Descendants[edit]

See also[edit]

Etymology 2[edit]

From Proto-Indo-European *es-, *h₁es- (to be, exist) (with some parts from Proto-Germanic *wesaną (to be)). Cognate with Old Dutch sīn (to be), Old English sēon (to be), Old High German sīn. More at sooth.

Verb[edit]

sīn (irregular)

  1. to be (more at wesan)
Conjugation[edit]
Descendants[edit]

Picard[edit]

Pronoun[edit]

sin m

  1. his, hers or its

Scottish Gaelic[edit]

Etymology[edit]

From Old Irish sin.

Pronunciation[edit]

Pronoun[edit]

sin

  1. that
    Dè tha sin? - What is that?

Derived terms[edit]

Determiner[edit]

sin

  1. (used with the definite article) that
    an gille sin — that boy

Derived terms[edit]


Serbo-Croatian[edit]

Etymology 1[edit]

From Proto-Slavic *synъ, from Proto-Indo-European *suHnús.

Pronunciation[edit]

Noun[edit]

sȋn m (Cyrillic spelling си̑н)

  1. son
Declension[edit]

Etymology 2[edit]

Pronunciation[edit]

Noun[edit]

sȉn m (Cyrillic spelling си̏н)

  1. sin (letter of various Semitic abjads)
Declension[edit]

Slovene[edit]

Etymology[edit]

From Proto-Slavic *synъ, from Proto-Indo-European *suHnús.

Noun[edit]

sín m anim (genitive sína or sinú, nominative plural síni or sinôvi)

  1. son

Declension[edit]


Spanish[edit]

Etymology[edit]

From Latin sine.

Pronunciation[edit]

Preposition[edit]

sin

  1. without

Antonyms[edit]

Related terms[edit]


Swedish[edit]

Etymology 1[edit]

Nominalisation of sina (run dry).

Noun[edit]

sin ?

  1. Dryness, the state of having run dry.
Usage notes[edit]

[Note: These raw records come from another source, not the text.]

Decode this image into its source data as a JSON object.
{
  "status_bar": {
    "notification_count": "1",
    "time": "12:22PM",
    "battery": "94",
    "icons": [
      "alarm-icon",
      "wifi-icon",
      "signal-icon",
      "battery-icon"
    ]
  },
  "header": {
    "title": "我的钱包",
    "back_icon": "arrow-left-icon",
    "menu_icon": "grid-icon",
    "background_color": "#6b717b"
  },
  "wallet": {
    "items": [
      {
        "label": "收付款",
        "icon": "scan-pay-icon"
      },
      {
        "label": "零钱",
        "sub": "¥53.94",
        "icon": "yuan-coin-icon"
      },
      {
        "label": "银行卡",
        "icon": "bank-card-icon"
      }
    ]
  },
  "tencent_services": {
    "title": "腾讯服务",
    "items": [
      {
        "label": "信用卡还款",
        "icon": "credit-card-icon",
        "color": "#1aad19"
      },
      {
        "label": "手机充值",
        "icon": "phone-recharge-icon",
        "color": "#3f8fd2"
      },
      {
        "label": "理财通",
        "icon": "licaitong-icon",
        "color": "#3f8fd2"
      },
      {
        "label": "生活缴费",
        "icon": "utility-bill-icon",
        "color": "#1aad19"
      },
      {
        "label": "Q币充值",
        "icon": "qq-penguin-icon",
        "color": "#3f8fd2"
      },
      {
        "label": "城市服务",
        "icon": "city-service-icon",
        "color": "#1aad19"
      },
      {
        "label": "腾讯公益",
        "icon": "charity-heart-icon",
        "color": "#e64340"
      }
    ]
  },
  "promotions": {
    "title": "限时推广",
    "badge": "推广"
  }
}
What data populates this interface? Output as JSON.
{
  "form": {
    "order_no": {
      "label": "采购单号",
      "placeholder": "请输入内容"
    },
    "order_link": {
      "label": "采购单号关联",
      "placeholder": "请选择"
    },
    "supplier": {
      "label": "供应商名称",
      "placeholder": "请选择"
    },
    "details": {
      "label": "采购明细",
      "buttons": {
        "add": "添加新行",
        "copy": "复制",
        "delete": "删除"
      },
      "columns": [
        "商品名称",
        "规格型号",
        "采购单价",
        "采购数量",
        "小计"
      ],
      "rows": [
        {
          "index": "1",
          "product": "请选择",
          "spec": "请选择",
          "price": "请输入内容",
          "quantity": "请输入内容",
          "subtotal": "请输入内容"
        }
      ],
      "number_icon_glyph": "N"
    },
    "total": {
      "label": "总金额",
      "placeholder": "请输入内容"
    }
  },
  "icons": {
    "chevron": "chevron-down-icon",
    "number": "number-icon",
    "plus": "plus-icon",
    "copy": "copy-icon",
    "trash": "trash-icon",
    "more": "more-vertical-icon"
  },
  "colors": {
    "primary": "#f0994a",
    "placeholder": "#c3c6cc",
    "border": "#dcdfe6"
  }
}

Most commonly used when referring to either milk or funds.

Etymology 2[edit]

From Old Swedish sīn, from Old Norse sínn, from Proto-Germanic *sīnaz. Cognate with Danish sin, Gothic 𐍃𐌴𐌹𐌽𐍃 (seins), German sein, Dutch zijn.

Pronunciation[edit]

Pronoun[edit]

sin c (neuter sitt, plural sina)

  1. his (own), her (own), its (own), their (own). (Reflexive possessive third person pronoun).
    Han hämtade sin post för tio minuter sedan
    He picked up his (own) mail ten minutes ago
    Compare: Han hämtade hans post för tio minuter sedan
    He picked up his (somebody else’s) mail ten minutes ago.
    Hon samlar sina dikter i en låda
    She collects her poems in a box
    Hunden tycker inte om sitt halsband
    The dog doesn’t like its collar
    De tog sina papper och lämnade mötet
    They gathered their papers and left the meeting
Usage notes[edit]
  • The inflection of the word sin is determined by the gender and number of the object: sin for common singular, sitt for neuter singular, and sina for plural, just like an adjective.
Declension[edit]

Tatar[edit]

Pronoun[edit]

sin

  1. you (singular), thou

West Frisian[edit]

Noun[edit]

sin

  1. sentence
  2. sense